Estimating heat transfer coefficients

Previously we have discussed ways to complete a feasibility thermal management analysis. For a given thermal budget, we want to determine whether the junction temperature will meet specifications for reliability and thermal runaway.

 

In electronic systems that rely on air flow for cooling, convection is of paramount importance.

 

Power dissipation due to convection is given by q = hA(ΔT), where q is the power dissipated (W), h is the heat transfer coefficient in

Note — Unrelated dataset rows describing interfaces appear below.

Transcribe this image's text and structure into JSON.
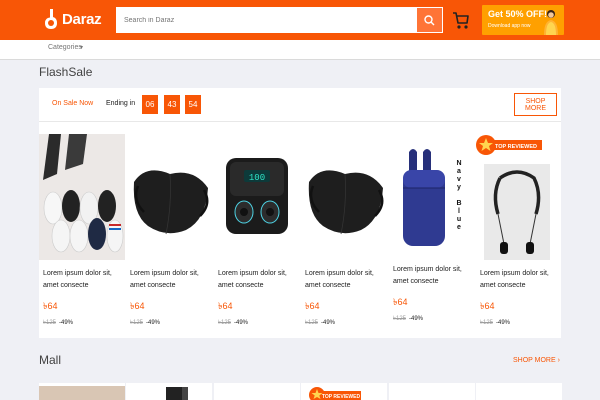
{
  "header": {
    "logo_text": "Daraz",
    "search_placeholder": "Search in Daraz",
    "promo_title": "Get 50% OFF!",
    "promo_subtitle": "Download app now"
  },
  "nav": {
    "categories_label": "Categories"
  },
  "flash_sale": {
    "title": "FlashSale",
    "on_sale_label": "On Sale Now",
    "ending_label": "Ending in",
    "timer": [
      "06",
      "43",
      "54"
    ],
    "shop_more_label": "SHOP MORE",
    "products": [
      {
        "image": "socks",
        "name": "Lorem ipsum dolor sit, amet consecte",
        "price": "৳64",
        "old_price": "৳125",
        "discount": "-49%"
      },
      {
        "image": "face-mask",
        "name": "Lorem ipsum dolor sit, amet consecte",
        "price": "৳64",
        "old_price": "৳125",
        "discount": "-49%"
      },
      {
        "image": "wireless-earbuds",
        "name": "Lorem ipsum dolor sit, amet consecte",
        "price": "৳64",
        "old_price": "৳125",
        "discount": "-49%"
      },
      {
        "image": "face-mask",
        "name": "Lorem ipsum dolor sit, amet consecte",
        "price": "৳64",
        "old_price": "৳125",
        "discount": "-49%"
      },
      {
        "image": "earbuds-case-navy",
        "image_caption": "Navy Blue",
        "name": "Lorem ipsum dolor sit, amet consecte",
        "price": "৳64",
        "old_price": "৳125",
        "discount": "-49%"
      },
      {
        "image": "neckband-earphones",
        "badge": "TOP REVIEWED",
        "name": "Lorem ipsum dolor sit, amet consecte",
        "price": "৳64",
        "old_price": "৳125",
        "discount": "-49%"
      }
    ]
  },
  "mall": {
    "title": "Mall",
    "shop_more_label": "SHOP MORE",
    "badge": "TOP REVIEWED"
  },
  "colors": {
    "brand": "#f85606",
    "background": "#eff0f5",
    "promo": "#ffa000"
  },
  "icons": [
    "daraz-logo-icon",
    "search-icon",
    "cart-icon",
    "chevron-down-icon",
    "chevron-right-icon",
    "star-badge-icon"
  ]
}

W/(m2K), A is the surface area exposed to the flow (m2) and ΔT = Tsurface – Tambient (⁰C).  The largest degree of uncertainty lies with Tsurface and h, so in the feasibility analysis we can solve for temperatures given a value for h.

 

Obtaining a heat transfer coefficient a priori is difficult, we suggest using a range of values representative of different conditions. Ultimately if high values of h are selected it suggest that the thermal behavior may need to be redesigned.

 

The table below provides approximate heat transfer coefficients for different conditions.  [H.S. represents Heat Sink.]

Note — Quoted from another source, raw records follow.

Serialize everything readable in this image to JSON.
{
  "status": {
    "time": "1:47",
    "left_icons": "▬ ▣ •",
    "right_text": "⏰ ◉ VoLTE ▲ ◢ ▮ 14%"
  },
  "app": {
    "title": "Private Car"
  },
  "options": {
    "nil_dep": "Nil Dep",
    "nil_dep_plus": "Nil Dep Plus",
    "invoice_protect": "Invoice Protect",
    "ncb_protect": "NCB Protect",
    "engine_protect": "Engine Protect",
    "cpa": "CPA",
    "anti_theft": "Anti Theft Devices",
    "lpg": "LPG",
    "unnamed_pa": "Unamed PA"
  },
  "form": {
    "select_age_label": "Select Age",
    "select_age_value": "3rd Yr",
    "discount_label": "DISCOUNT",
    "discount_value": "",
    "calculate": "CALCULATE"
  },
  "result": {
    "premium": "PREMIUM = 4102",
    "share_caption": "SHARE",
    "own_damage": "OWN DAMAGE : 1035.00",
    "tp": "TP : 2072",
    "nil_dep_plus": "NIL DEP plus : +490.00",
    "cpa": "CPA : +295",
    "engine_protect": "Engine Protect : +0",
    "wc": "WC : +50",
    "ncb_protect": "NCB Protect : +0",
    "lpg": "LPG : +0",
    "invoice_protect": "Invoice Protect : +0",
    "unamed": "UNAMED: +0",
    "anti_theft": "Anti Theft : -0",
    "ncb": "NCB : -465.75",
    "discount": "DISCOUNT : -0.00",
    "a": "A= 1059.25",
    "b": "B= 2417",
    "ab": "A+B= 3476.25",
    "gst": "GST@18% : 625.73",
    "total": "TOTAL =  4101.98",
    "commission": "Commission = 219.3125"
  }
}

Case

Electronics Environment

Heat transfer model

Thermal solution over component

Approximate Heat Transfer Coefficient (in W/m2K)

Approximate thermal resistance (⁰C/W)

A

Handheld device with up to 2 mm air gap, operates when horizontal

Conduction through air

(worst case)

None

Treat as conduction in gap

50 – 100

B

Small module, no fan, orientation controlled (always vertical). Open top & bottom, chimney style convection

Natural convection h also depends on ΔT & height

Optimized plate fin heat sink (vertical base & fins)

For plate fin heat sinks, correlations are readily available*

3 – 6

(based on H.S. area)

1 – 5

C

Laptop

Single small fan

Optimized heat sink

25 – 100

(based on H.S. area)

1 – 20

D

Desktop

Multiple fans

Optimized heat sink

50 – 150

(based on H.S. area)

0.25 – 5

* White, Frank M., Heat and Mass Transfer, Adison-Wesley © 1991, p. 408-9.

 

 

With heat sinks it is important to remember that simply increasing the number of fins does not automatically lead to increased heat dissipation, as the fins approach each other the resistance to flow also increases, causing h to drop.  This is why in case B above, the systems cannot be optimized further.

 

For cases C and D, further effort may be needed to select an appropriate heat sink.  Some suppliers can provide an estimate of the thermal resistance associated with the heat sink based on a representative airspeed in Linear Feet per Minute (LFM). So you may be able to complete your system-level feasibility analysis by simply using a network of thermal resistances, without having to explicitly assume a heat transfer coefficient value.

 

Learn more about electronics cooling. and AltaSim’s support for electronics cooling analysis.

 

COMSOL Tips & Tricks

Decrease Total RAM Required to Solve Sequentially Coupled Multiphysics problems.

Another COMSOL Tips & Tricks Deposit:

 

Are you solving a multiphysics problem?  If so, do you know if your equations are sequentially coupled or intimately coupled?  Well, if your equations are sequentially coupled, you can decrease the total RAM required to solve your systems by dividing your solution sequence into multiple steps.  A classic example of this is when solving Thermal-Structural problems.  Because displacements are usually small from thermal expansion, the heat transfer equations are not significantly affected by geometry changes.  For this reason, you can first solve the heat transfer equations on the undeformed geometry as a first step.  Then, with a second step, solve the solid mechanics equations with the temperature field solution from step one as an input.  This technique saves on computer memory requirements enabling you to solve larger problems using your existing computing power.  (One notable exception to this rule for Thermal-Structural problems is when thermal contact is enabled.  In this case, your equations become intimately coupled.)

 

Watch a 10 minute video on this: